No items in your cart.
The page below is a sample from the LabCE course Precision Medicine-Molecular Mechanisms of Cancer Development and Actionable Genes. Access the complete course and earn ASCLS P.A.C.E.-approved continuing education credits by subscribing online.

Learn more about Precision Medicine-Molecular Mechanisms of Cancer Development and Actionable Genes (online CE course) »
How to Subscribe
MLS & MLT Comprehensive CE Package
Includes 111 CE courses, most popular
$95 Add to cart
Pick Your Courses
Up to 8 CE hours
$50 Add to cart
Individual course$20 Add to cart

Two hit malignant transformation with chromosome loss

Genetic Contributions to Cancer

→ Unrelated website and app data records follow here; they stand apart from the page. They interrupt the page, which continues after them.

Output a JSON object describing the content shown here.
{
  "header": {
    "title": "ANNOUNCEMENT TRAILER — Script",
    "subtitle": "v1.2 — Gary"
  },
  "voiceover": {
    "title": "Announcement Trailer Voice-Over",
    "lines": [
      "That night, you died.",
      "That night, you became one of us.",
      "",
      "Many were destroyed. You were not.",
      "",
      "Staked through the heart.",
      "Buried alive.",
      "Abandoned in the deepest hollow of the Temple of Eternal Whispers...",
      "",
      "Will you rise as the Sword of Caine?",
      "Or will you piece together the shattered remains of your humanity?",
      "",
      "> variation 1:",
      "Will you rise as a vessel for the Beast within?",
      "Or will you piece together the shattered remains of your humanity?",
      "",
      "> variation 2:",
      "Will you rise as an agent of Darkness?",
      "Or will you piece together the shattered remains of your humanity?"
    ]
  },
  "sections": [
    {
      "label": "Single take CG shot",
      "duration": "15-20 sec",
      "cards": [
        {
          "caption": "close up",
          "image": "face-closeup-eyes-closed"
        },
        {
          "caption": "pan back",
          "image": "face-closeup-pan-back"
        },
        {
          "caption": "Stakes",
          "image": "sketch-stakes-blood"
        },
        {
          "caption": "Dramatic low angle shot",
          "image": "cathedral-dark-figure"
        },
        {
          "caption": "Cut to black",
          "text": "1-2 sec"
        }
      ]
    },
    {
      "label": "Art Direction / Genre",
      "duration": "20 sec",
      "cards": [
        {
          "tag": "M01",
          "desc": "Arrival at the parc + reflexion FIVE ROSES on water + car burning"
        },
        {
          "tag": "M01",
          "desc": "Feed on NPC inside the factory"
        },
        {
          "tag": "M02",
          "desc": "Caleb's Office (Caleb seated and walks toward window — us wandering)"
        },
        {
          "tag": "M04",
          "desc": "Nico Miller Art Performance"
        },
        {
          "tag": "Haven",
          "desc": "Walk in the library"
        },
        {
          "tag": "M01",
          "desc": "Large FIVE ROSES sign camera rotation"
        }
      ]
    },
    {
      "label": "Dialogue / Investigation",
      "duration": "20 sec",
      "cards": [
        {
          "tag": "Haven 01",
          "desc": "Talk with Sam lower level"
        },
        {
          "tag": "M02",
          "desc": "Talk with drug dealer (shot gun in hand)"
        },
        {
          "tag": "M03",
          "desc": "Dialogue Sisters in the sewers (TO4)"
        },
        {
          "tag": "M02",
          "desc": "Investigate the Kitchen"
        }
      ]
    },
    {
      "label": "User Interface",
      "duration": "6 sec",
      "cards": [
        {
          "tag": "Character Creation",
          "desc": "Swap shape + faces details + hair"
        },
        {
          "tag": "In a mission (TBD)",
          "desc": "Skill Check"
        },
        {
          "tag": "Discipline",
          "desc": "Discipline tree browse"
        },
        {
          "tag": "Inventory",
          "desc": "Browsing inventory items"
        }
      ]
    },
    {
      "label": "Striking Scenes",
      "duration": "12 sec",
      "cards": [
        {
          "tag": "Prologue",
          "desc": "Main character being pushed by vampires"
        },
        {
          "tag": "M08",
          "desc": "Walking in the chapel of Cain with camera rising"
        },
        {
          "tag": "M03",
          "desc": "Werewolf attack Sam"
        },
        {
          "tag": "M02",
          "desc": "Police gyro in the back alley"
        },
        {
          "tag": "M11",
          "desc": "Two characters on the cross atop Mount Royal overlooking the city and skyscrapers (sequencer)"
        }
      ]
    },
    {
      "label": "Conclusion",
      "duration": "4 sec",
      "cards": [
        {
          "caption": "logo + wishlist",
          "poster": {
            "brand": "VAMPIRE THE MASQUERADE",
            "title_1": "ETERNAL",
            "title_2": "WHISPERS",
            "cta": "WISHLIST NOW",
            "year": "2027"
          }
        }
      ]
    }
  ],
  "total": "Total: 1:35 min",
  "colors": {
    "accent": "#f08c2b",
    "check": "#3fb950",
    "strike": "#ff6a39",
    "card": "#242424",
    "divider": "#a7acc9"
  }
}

Germline mutations in tumor suppressor genes are often seen in hereditary forms of cancers. The progeny of a sex cell with a mutated tumor suppressor gene will be born with one “bad” copy of the gene. During their lifetime they will encounter normal mutations from carcinogens and replication errors. If another mutation happens to occur in the only “good” copy of the tumor suppressor gene that the person has left, they will have a much higher chance of getting cancer. Because the original mutation that they carried is in every cell in their body including their sex cells, they are likely to pass the bad copy down to their progeny as well and therefore the increased risk of cancer is also passed down. This is what occurs in familial forms of cancer. These cancers typically occur at a younger age than non-genetic forms of cancer because the person only needed one more hit to deactivate the gene.
Not all mutations are created equal. A mutation in some genes can have no detrimental effect, whereas other mutations can have drastic effects. Remember we have redundancy built into our genome; we have one copy of every gene from our mother and one copy from our father. It is hypothesized that for cancer to form both copies of the gene must be mutated, called the two-hit hypothesis. This is why many cancers don’t occur until later in life, it takes a long time to accidentally and randomly mutate both copies the same gene. However, people born with one “bad” copy of a gene only have one more hit before the gene is completely deactivated.
Image courtesy of Wikimedia